1990 World Press Photo of the Year: a demonstrator blocks a column of tanks on Tiananmen Square. Photo by Charlie Cole

A platform above the storm

World Press Photo (WPP) grew from an association of Dutch photo journalists into a global organisation. The story of WPP also shows how society and technology have changed in recent decades.

Thomas Bochet

Thomas Bochet

A motocross racer wiping out and a demonstrator engulfed in flames: the 63 years between the first and the most recent winning pictures of the renowned World Press Photo Awards have brimmed with striking events in world affairs and new turns in press photography. World Press Photo not only reflects this development but has also played a part in shaping it. So it is well worth taking a brief look back over the history of this most important international press photo competition.

The idea for the contest was hatched in 1955 by Dutch photo journalists as a bid to focus more international attention on their local “Zilveren Camera” Photo Awards. From the outset competing, exhibiting and networking were inextricably bound together. In 1960 the non-profit foundation World Press Photo, based in Amsterdam, was established to provide an institutional framework. This was intended to emphasise the competition’s independence, because to contend with the Cold War context in those early years the photos needed to be judged by an impartial uninfluenced by their place of origin.

The first picture to win the World Press Photo Contest, in 1955, showed a motocross racer wiping out. Photo by Mogens von Haven

2018 World Press Photo of the Year: a burning demonstrator at a protest in Venezuela. Photo by Ronaldo Schemidt / AFP

In a few short years World Press Photo was already setting the standard as a press photo competition. This rapid rise coincided with the last boom in the illustrated print media, during the 1960s, before television overtook photography as the leading purveyor of images for news services. It is therefore significant that World Press Photo for the first time thrust iconic, controversial images from the Vietnam War into the public eye. Over 1500 photo reporters, working to a large extent unhindered and uncensored with flexible 35mm cameras, produced masses of shocking pictures for the image-hungry home front. These images, which remain permanently etched in our memory of that war, were moreover bound up with World Press Photo. The most famous example was the picture of a young Vietnamese girl after a napalm attack. At the same time TV turned such events even more compellingly into a “living room war” by bringing them straight into viewers’ homes.

1973 World Press Photo of the Year: children fleeing after a US napalm attack in Vietnam. Photo by Nick Ut Cong Huynh

AIDS was one of the subjects that riveted attention most in the 1980s. The winning picture in 1987 was this portrait of an AIDS-stricken man. Photo by Alon Reininger

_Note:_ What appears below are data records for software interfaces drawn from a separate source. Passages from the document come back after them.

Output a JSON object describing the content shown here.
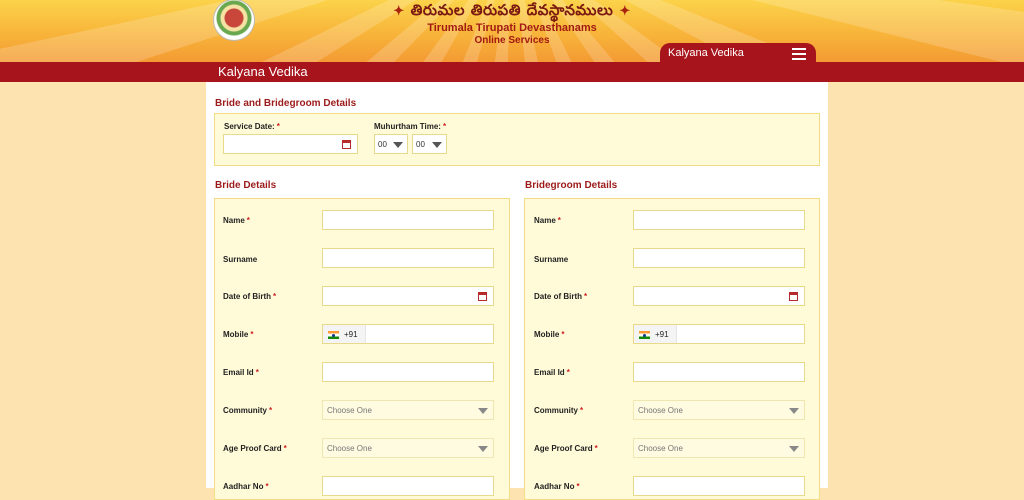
{
  "header": {
    "telugu_title": "తిరుమల తిరుపతి దేవస్థానములు",
    "org_name": "Tirumala Tirupati Devasthanams",
    "org_sub": "Online Services",
    "menu_label": "Kalyana Vedika"
  },
  "page": {
    "title": "Kalyana Vedika"
  },
  "details": {
    "title": "Bride and Bridegroom Details",
    "service_date_label": "Service Date:",
    "muhurtham_label": "Muhurtham Time:",
    "hour_value": "00",
    "minute_value": "00"
  },
  "bride": {
    "title": "Bride Details",
    "name": "Name",
    "surname": "Surname",
    "dob": "Date of Birth",
    "mobile": "Mobile",
    "country_code": "+91",
    "email": "Email Id",
    "community": "Community",
    "community_placeholder": "Choose One",
    "age_proof": "Age Proof Card",
    "age_proof_placeholder": "Choose One",
    "aadhar": "Aadhar No"
  },
  "groom": {
    "title": "Bridegroom Details",
    "name": "Name",
    "surname": "Surname",
    "dob": "Date of Birth",
    "mobile": "Mobile",
    "country_code": "+91",
    "email": "Email Id",
    "community": "Community",
    "community_placeholder": "Choose One",
    "age_proof": "Age Proof Card",
    "age_proof_placeholder": "Choose One",
    "aadhar": "Aadhar No"
  },
  "required_mark": "*",
  "colors": {
    "brand_red": "#a8141c",
    "field_bg": "#fffbd8",
    "field_border": "#f2dd86",
    "page_bg": "#fde3b0"
  },
  "icons": [
    "temple-logo-icon",
    "om-icon",
    "hamburger-menu-icon",
    "calendar-icon",
    "india-flag-icon",
    "dropdown-arrow-icon"
  ]
}
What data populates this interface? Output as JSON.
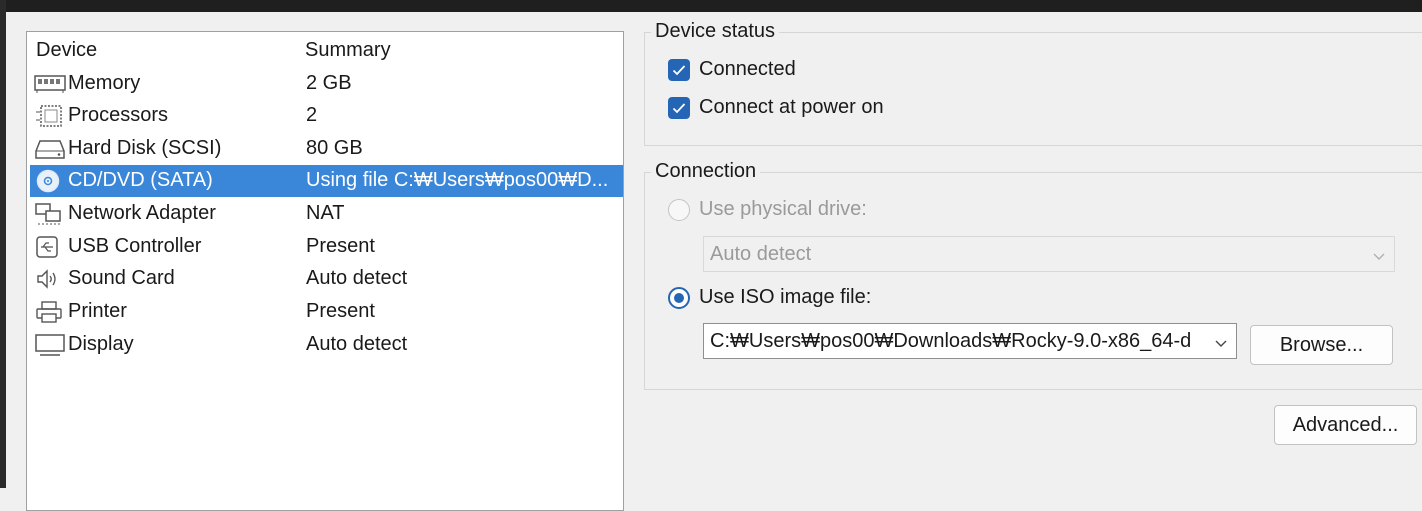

Unfazed by the constantly mounting pressure of competition that now pervades the entire press photo industry and that has intensified further since the advent of digitisation, World Press Photo continued to grow in size and professionalism, both as an organisation and an annual event, itself becoming the pace-setter for change. The form and content of each award-winning press photo bear witness to the processes that have reshaped society. Whereas the pre-1990s period was dominated by rather harsh impact images, since then softer, more searching works on more abstract subjects (which have always existed) are becoming more frequent. Behind this shift no doubt lies the fact that, beyond the highly synchronised digital world of current events, press photographs are increasingly seeking new host media, such as museums, books and blogs, that provide other avenues to tell their story.

Since its inception by an association of Dutch reporters, World Press Photo has developed into a global platform for photojournalism that rides above the swirling media turbulence. The organisation’s earlier-described expansion into other activities is helping it increase its attentiveness as these activities are only partly dependent on the ever-changing everyday business of journalism.

2014 World Press Photo of the Year: migrants on the shore of Djibouti trying to get a signal on their mobile phone. Photo by John Stanmeyer

World Press Photo 2018

National Museum Zurich
7.6. – 8.7.2018

For the second time, the National Museum Zurich will be exhibiting the best press photographs in the world. This international exhibition is visiting over 100 of the world’s cities and summarises the events of the past year in a total of eight categories. This photographic review will bring the whole wide world to Zurich and will provide impressive proof that a picture is worth more than a thousand words.

Further posts